EXERCISE
Hunt through the lines below for the string "this" and copy each one that has it.

INFORMATION PROVIDED
=-=-=

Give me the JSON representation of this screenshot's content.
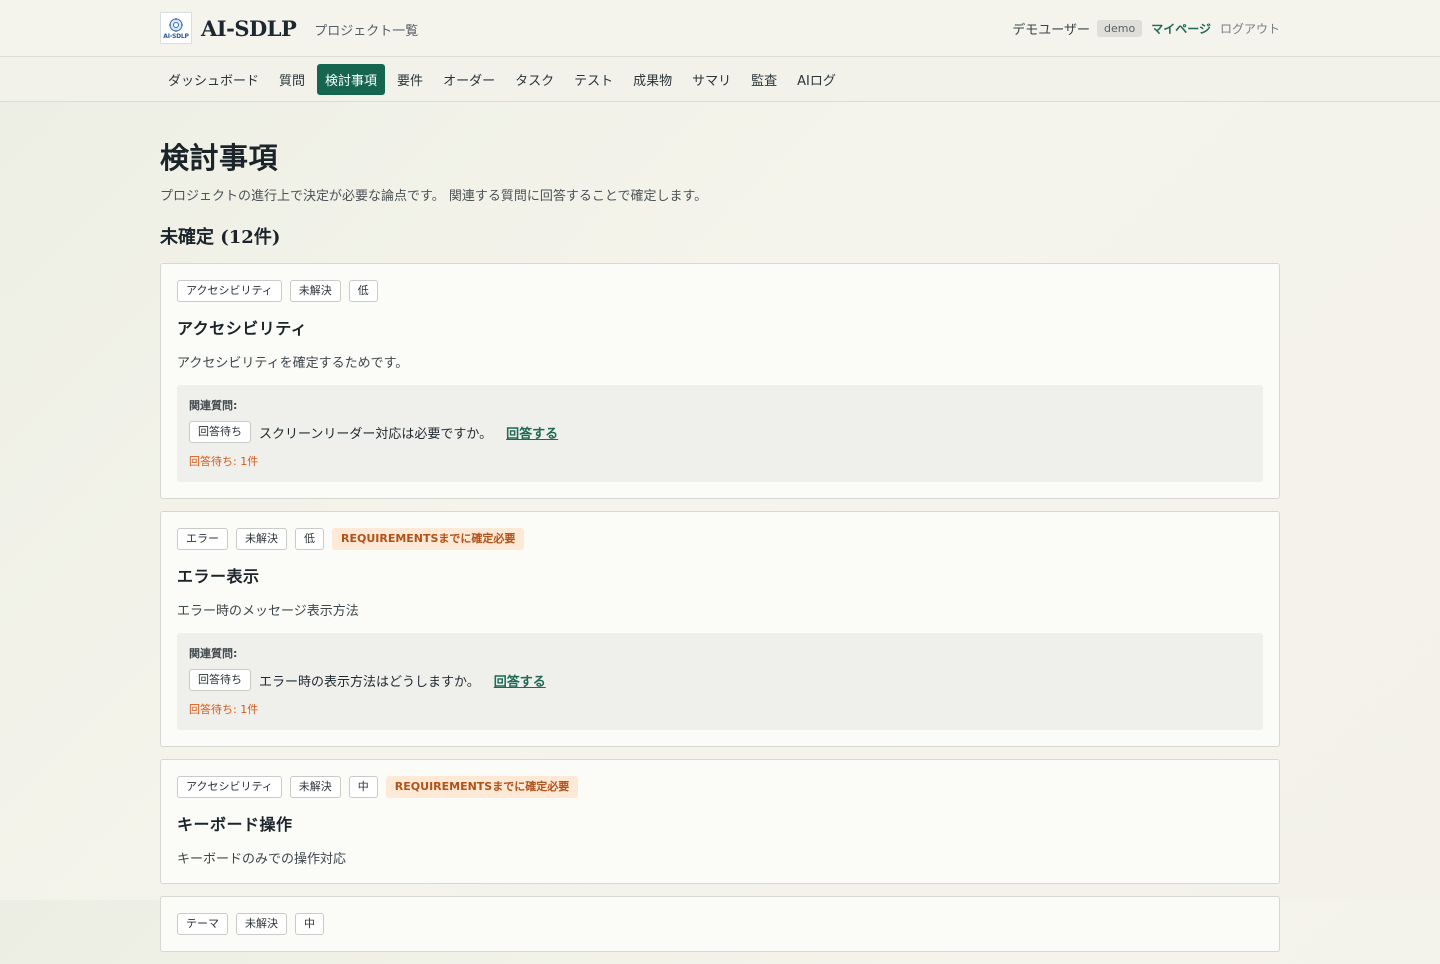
{
  "header": {
    "app_name": "AI-SDLP",
    "logo_text": "AI-SDLP",
    "project_link": "プロジェクト一覧",
    "username": "デモユーザー",
    "user_badge": "demo",
    "mypage": "マイページ",
    "logout": "ログアウト"
  },
  "nav": {
    "items": [
      {
        "label": "ダッシュボード"
      },
      {
        "label": "質問"
      },
      {
        "label": "検討事項",
        "active": true
      },
      {
        "label": "要件"
      },
      {
        "label": "オーダー"
      },
      {
        "label": "タスク"
      },
      {
        "label": "テスト"
      },
      {
        "label": "成果物"
      },
      {
        "label": "サマリ"
      },
      {
        "label": "監査"
      },
      {
        "label": "AIログ"
      }
    ]
  },
  "page": {
    "title": "検討事項",
    "description": "プロジェクトの進行上で決定が必要な論点です。 関連する質問に回答することで確定します。",
    "section_title": "未確定 (12件)"
  },
  "cards": [
    {
      "category": "アクセシビリティ",
      "status": "未解決",
      "priority": "低",
      "deadline": "",
      "title": "アクセシビリティ",
      "description": "アクセシビリティを確定するためです。",
      "related_label": "関連質問:",
      "question_status": "回答待ち",
      "question": "スクリーンリーダー対応は必要ですか。",
      "answer_link": "回答する",
      "pending": "回答待ち: 1件"
    },
    {
      "category": "エラー",
      "status": "未解決",
      "priority": "低",
      "deadline": "REQUIREMENTSまでに確定必要",
      "title": "エラー表示",
      "description": "エラー時のメッセージ表示方法",
      "related_label": "関連質問:",
      "question_status": "回答待ち",
      "question": "エラー時の表示方法はどうしますか。",
      "answer_link": "回答する",
      "pending": "回答待ち: 1件"
    },
    {
      "category": "アクセシビリティ",
      "status": "未解決",
      "priority": "中",
      "deadline": "REQUIREMENTSまでに確定必要",
      "title": "キーボード操作",
      "description": "キーボードのみでの操作対応"
    },
    {
      "category": "テーマ",
      "status": "未解決",
      "priority": "中",
      "deadline": ""
    }
  ],
  "colors": {
    "accent": "#16664f",
    "link": "#1f6a55",
    "deadline_bg": "#fde9d5",
    "deadline_text": "#b2521b",
    "pending_text": "#d65a17"
  }
}
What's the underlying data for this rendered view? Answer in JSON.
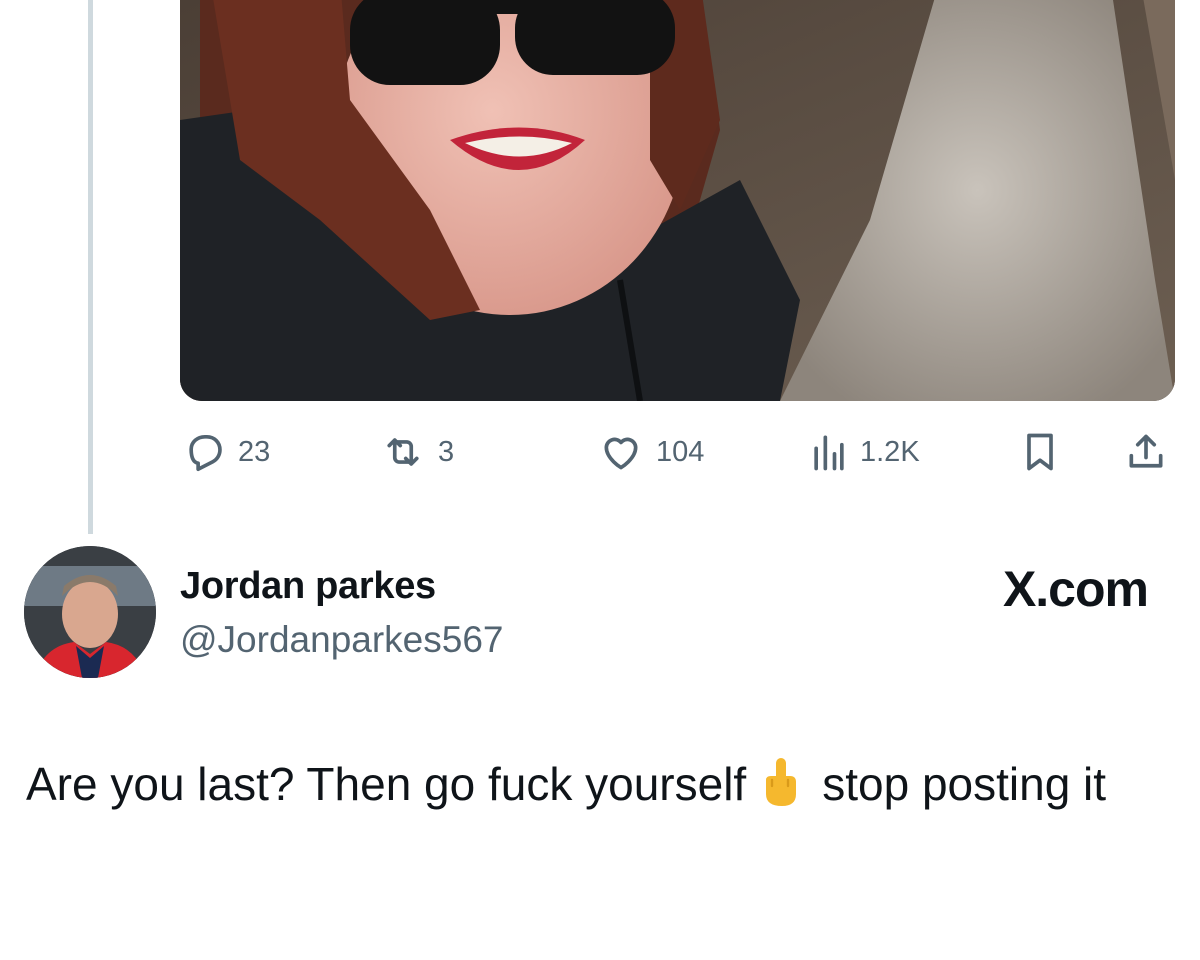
{
  "tweet": {
    "actions": {
      "replies": "23",
      "reposts": "3",
      "likes": "104",
      "views": "1.2K"
    }
  },
  "quote": {
    "author_name": "Jordan parkes",
    "author_handle": "@Jordanparkes567",
    "brand": "X.com",
    "text_part1": "Are you last? Then go fuck yourself",
    "emoji": "middle-finger-emoji",
    "text_part2": "stop posting it"
  },
  "icons": {
    "reply": "reply-icon",
    "repost": "repost-icon",
    "like": "heart-icon",
    "views": "views-icon",
    "bookmark": "bookmark-icon",
    "share": "share-icon"
  },
  "colors": {
    "text_primary": "#0f1419",
    "text_secondary": "#536471",
    "thread_line": "#cfd9de",
    "background": "#ffffff"
  }
}
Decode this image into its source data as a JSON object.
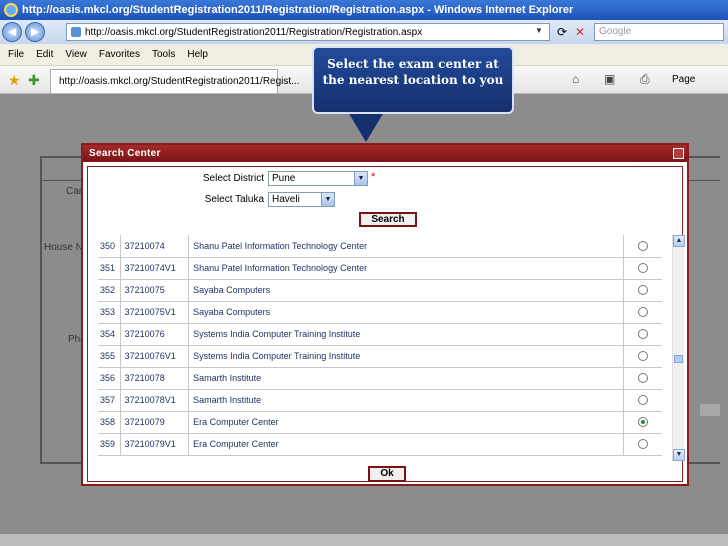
{
  "window": {
    "title": "http://oasis.mkcl.org/StudentRegistration2011/Registration/Registration.aspx - Windows Internet Explorer"
  },
  "address_bar": {
    "url": "http://oasis.mkcl.org/StudentRegistration2011/Registration/Registration.aspx",
    "search_placeholder": "Google"
  },
  "menu": {
    "items": [
      "File",
      "Edit",
      "View",
      "Favorites",
      "Tools",
      "Help"
    ]
  },
  "tab": {
    "label": "http://oasis.mkcl.org/StudentRegistration2011/Regist...",
    "page_menu": "Page"
  },
  "background_form": {
    "labels": [
      "Can",
      "House N",
      "Pho"
    ]
  },
  "dialog": {
    "title": "Search Center",
    "district_label": "Select District",
    "district_value": "Pune",
    "taluka_label": "Select Taluka",
    "taluka_value": "Haveli",
    "search_button": "Search",
    "ok_button": "Ok",
    "rows": [
      {
        "num": "350",
        "code": "37210074",
        "name": "Shanu Patel Information Technology Center",
        "selected": false
      },
      {
        "num": "351",
        "code": "37210074V1",
        "name": "Shanu Patel Information Technology Center",
        "selected": false
      },
      {
        "num": "352",
        "code": "37210075",
        "name": "Sayaba Computers",
        "selected": false
      },
      {
        "num": "353",
        "code": "37210075V1",
        "name": "Sayaba Computers",
        "selected": false
      },
      {
        "num": "354",
        "code": "37210076",
        "name": "Systems India Computer Training Institute",
        "selected": false
      },
      {
        "num": "355",
        "code": "37210076V1",
        "name": "Systems India Computer Training Institute",
        "selected": false
      },
      {
        "num": "356",
        "code": "37210078",
        "name": "Samarth Institute",
        "selected": false
      },
      {
        "num": "357",
        "code": "37210078V1",
        "name": "Samarth Institute",
        "selected": false
      },
      {
        "num": "358",
        "code": "37210079",
        "name": "Era Computer Center",
        "selected": true
      },
      {
        "num": "359",
        "code": "37210079V1",
        "name": "Era Computer Center",
        "selected": false
      }
    ]
  },
  "callout": {
    "text": "Select the exam center at the nearest location to you"
  },
  "colors": {
    "dialog_border": "#8a1c1c",
    "callout_bg": "#15306e",
    "row_text": "#1f2f5f"
  }
}
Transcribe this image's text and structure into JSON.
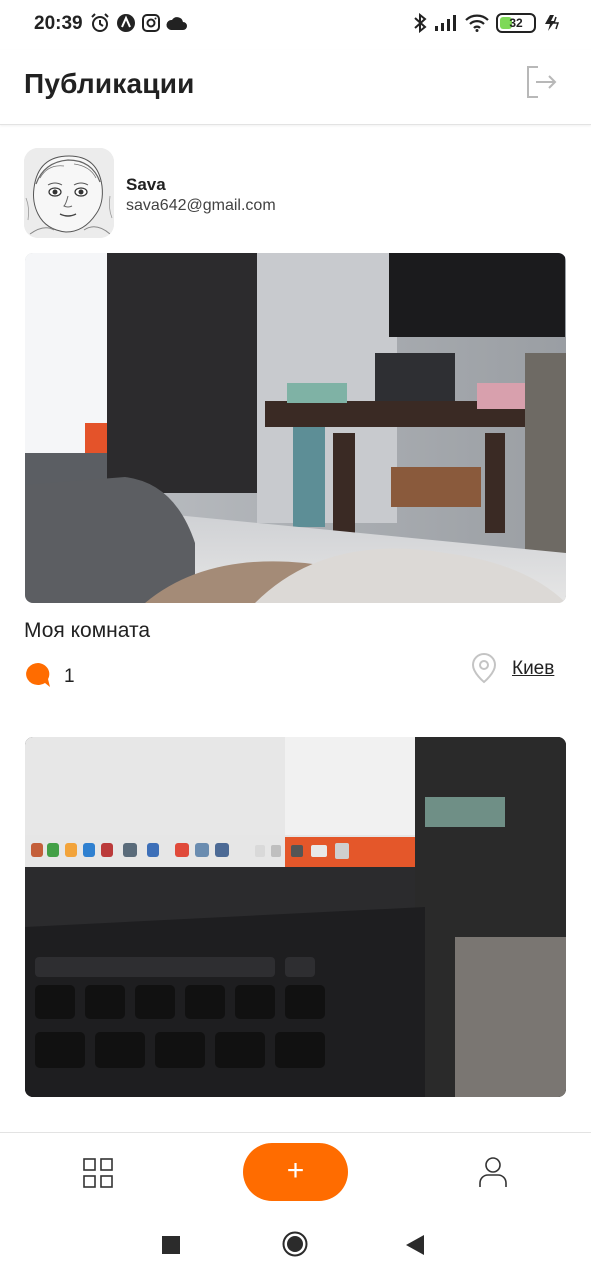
{
  "status_bar": {
    "time": "20:39",
    "battery_level": "32",
    "icons": [
      "alarm-icon",
      "nav-a-icon",
      "instagram-icon",
      "cloud-icon",
      "bluetooth-icon",
      "signal-icon",
      "wifi-icon",
      "battery-icon",
      "charging-icon"
    ]
  },
  "header": {
    "title": "Публикации",
    "logout_icon": "logout-icon"
  },
  "user": {
    "name": "Sava",
    "email": "sava642@gmail.com"
  },
  "posts": [
    {
      "title": "Моя комната",
      "comments_count": "1",
      "location": "Киев"
    },
    {
      "title": ""
    }
  ],
  "tab_bar": {
    "add_label": "+",
    "icons": [
      "grid-icon",
      "plus-icon",
      "user-icon"
    ]
  },
  "colors": {
    "accent": "#FF6C00",
    "text": "#212121",
    "border": "#E3E3E3"
  }
}
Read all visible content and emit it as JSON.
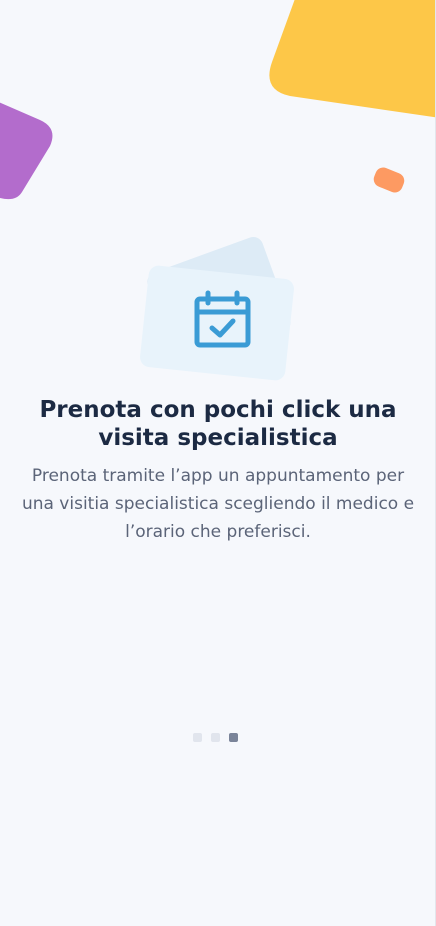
{
  "onboarding": {
    "title": "Prenota con pochi click una visita specialistica",
    "description": "Prenota tramite l’app un appuntamento per una visitia specialistica scegliendo il medico e l’orario che preferisci.",
    "illustration_icon": "calendar-check-icon",
    "pager": {
      "total_pages": 3,
      "active_page": 3
    }
  },
  "colors": {
    "background": "#f6f8fc",
    "title": "#1c2a43",
    "description": "#5b6478",
    "accent_blue": "#3a9bd5",
    "card_blue": "#e8f3fb",
    "deco_yellow": "#fdc748",
    "deco_purple": "#b36ccc",
    "deco_orange": "#fd9a62",
    "dot_inactive": "#e1e5ed",
    "dot_active": "#7a8499"
  }
}
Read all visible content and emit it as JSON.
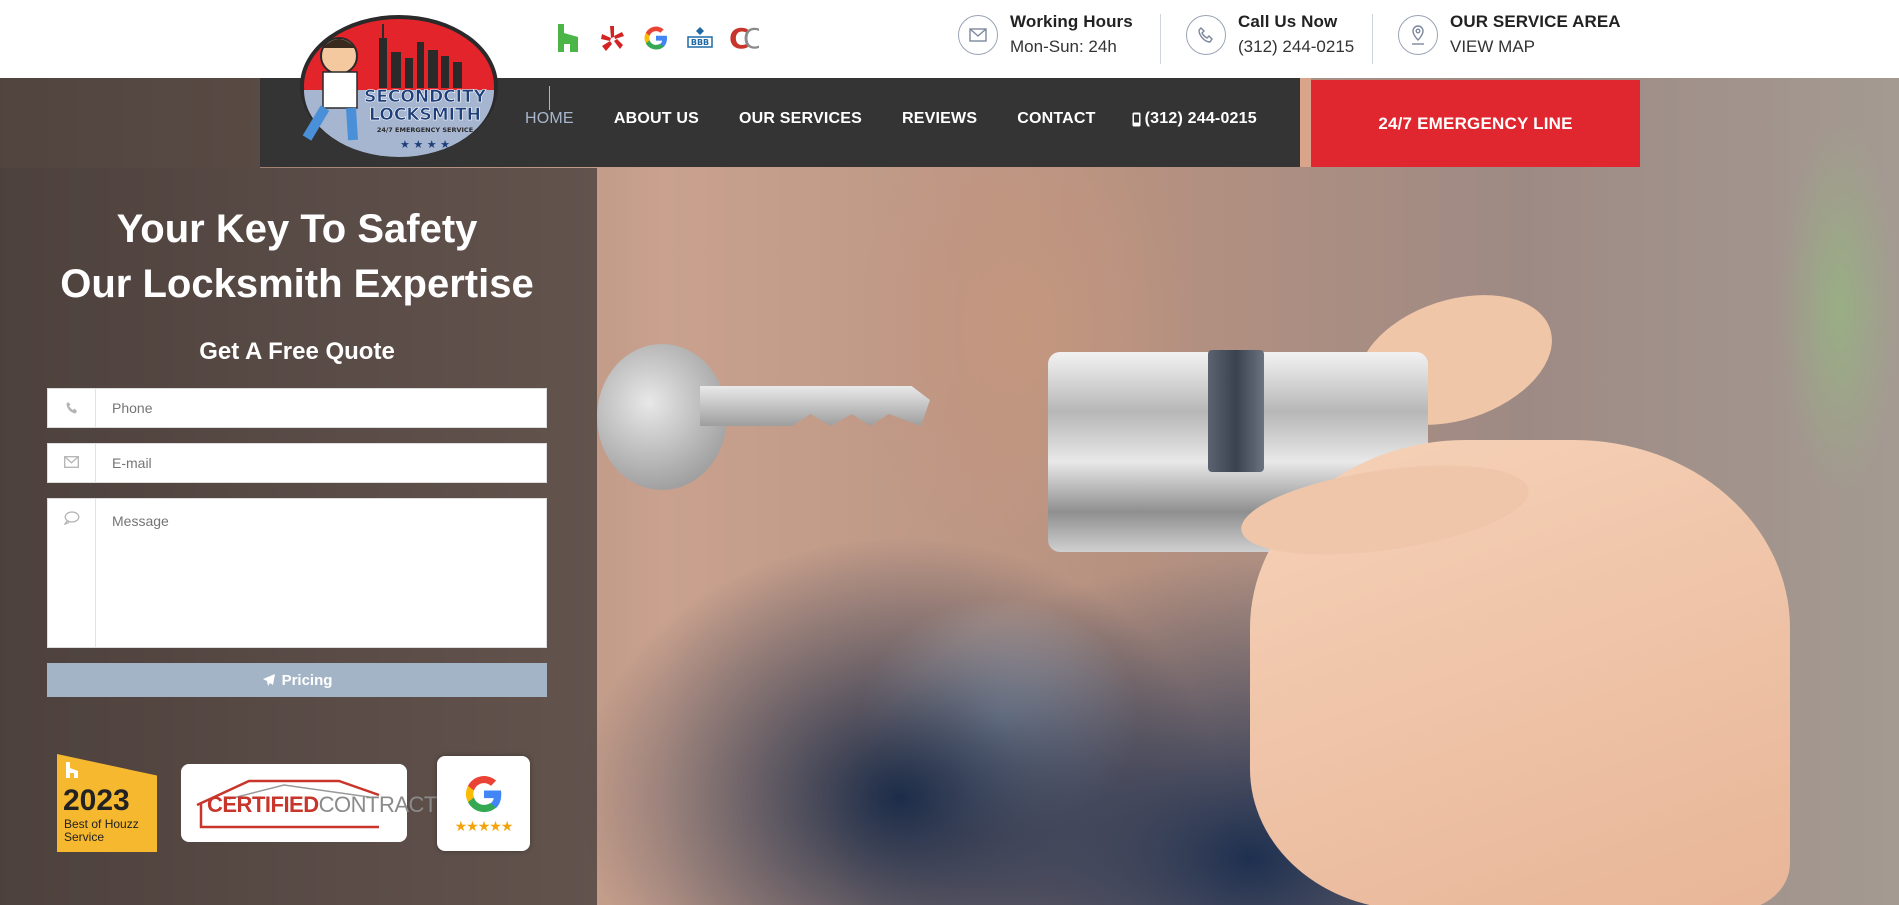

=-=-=

OUTPUT OF THE EXERCISE
Give me the JSON representation of this screenshot's content.
What's the underlying data for this rendered view? Answer in JSON.
Decode this image into its source data as a JSON object.
Transcribe this image's text and structure into JSON.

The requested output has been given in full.